What the exercise asks -> The answer must be one number: the count of lines in the data below that include "content".

Material shown ->
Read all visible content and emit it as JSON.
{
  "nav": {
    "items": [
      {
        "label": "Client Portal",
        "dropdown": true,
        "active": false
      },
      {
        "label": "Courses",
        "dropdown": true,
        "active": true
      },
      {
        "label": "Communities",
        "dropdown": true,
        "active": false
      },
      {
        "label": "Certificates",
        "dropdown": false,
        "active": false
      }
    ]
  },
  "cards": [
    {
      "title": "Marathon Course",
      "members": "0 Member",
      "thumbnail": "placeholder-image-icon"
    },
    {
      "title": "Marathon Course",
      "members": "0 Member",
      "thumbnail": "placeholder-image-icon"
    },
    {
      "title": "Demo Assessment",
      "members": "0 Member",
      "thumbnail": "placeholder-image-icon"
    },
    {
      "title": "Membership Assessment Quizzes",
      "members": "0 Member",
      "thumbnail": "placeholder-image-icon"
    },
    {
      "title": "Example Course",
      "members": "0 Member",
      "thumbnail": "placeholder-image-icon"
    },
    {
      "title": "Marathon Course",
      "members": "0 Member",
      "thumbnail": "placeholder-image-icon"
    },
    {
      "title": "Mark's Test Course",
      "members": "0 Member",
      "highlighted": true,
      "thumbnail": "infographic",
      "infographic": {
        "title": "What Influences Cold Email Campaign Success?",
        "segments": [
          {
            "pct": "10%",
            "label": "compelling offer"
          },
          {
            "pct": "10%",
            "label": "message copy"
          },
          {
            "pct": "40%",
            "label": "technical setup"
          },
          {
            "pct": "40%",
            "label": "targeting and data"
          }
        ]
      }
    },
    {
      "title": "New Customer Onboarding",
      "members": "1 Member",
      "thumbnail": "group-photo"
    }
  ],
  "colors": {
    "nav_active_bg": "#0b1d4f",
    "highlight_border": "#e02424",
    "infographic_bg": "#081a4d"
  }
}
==
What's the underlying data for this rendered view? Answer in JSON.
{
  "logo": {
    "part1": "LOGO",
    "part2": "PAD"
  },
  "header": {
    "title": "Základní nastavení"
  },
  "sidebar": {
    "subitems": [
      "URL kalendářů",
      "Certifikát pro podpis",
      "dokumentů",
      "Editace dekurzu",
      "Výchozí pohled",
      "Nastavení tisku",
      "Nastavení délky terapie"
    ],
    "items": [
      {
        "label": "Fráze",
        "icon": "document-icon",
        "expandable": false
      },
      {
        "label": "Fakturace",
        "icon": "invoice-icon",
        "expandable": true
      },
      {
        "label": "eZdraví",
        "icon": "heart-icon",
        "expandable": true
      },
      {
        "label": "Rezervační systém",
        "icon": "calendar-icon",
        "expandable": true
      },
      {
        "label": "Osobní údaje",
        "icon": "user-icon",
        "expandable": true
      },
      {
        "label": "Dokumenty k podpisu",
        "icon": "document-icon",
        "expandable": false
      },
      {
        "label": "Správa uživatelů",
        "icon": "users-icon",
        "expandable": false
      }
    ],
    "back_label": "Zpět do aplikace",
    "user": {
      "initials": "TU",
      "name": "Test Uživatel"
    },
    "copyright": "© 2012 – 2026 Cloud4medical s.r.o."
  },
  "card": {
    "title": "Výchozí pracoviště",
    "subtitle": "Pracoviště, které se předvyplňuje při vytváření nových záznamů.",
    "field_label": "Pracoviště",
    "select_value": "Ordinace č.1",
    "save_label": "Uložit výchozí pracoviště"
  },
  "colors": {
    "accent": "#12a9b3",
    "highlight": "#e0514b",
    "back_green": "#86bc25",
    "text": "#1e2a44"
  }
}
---
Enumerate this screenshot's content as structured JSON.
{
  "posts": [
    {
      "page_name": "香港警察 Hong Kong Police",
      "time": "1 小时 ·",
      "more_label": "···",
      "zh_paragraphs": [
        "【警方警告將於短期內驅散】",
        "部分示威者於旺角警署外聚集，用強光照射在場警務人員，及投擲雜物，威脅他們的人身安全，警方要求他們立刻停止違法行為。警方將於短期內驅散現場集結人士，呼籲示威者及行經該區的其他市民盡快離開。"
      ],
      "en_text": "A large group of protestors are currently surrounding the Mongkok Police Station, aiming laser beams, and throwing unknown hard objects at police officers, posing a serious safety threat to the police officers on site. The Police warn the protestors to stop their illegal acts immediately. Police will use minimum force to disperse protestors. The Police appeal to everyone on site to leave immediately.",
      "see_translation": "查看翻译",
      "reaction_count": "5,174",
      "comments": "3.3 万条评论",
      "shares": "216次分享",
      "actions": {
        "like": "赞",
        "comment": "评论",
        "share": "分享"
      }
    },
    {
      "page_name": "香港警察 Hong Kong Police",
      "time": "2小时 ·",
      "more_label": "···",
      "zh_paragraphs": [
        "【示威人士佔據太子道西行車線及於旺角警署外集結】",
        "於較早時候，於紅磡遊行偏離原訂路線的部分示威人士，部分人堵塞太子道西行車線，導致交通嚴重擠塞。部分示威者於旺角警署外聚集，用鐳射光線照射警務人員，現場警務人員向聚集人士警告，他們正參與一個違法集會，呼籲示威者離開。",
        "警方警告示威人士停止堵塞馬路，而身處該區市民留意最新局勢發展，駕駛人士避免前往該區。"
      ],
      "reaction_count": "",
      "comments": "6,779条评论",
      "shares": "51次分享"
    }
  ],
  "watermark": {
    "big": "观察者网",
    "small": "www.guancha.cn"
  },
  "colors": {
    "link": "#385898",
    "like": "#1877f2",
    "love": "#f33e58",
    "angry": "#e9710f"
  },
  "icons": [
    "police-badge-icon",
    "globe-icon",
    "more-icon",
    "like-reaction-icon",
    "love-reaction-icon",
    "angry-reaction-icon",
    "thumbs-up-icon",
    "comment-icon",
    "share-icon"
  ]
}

Finished exercise -> 2